(Working data):
------------------------------------------------------------------------

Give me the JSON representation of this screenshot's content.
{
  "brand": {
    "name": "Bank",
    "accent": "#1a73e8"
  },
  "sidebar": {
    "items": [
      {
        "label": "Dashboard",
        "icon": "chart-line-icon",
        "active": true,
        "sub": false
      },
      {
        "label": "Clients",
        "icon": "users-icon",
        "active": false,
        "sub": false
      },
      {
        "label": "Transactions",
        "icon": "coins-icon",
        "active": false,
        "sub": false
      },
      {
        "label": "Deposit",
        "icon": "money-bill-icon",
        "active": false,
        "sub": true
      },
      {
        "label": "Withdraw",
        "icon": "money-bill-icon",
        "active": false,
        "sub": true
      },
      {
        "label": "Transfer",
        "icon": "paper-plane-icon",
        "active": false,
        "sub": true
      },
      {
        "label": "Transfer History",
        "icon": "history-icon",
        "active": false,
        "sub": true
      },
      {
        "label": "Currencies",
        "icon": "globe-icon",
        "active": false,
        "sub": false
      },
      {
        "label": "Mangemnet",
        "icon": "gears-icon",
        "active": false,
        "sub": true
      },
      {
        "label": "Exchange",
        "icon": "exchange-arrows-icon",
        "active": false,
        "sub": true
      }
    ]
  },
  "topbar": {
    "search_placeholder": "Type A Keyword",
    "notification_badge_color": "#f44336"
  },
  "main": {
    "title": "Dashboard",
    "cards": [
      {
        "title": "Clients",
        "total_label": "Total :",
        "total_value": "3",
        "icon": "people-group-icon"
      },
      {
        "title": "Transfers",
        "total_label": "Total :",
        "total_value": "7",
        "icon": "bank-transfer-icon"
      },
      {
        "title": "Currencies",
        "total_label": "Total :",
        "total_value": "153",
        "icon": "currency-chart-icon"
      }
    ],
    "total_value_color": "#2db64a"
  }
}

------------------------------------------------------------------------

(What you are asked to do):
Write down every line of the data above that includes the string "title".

(Solution to the problem):
    "title": "Dashboard",
        "title": "Clients",
        "title": "Transfers",
        "title": "Currencies",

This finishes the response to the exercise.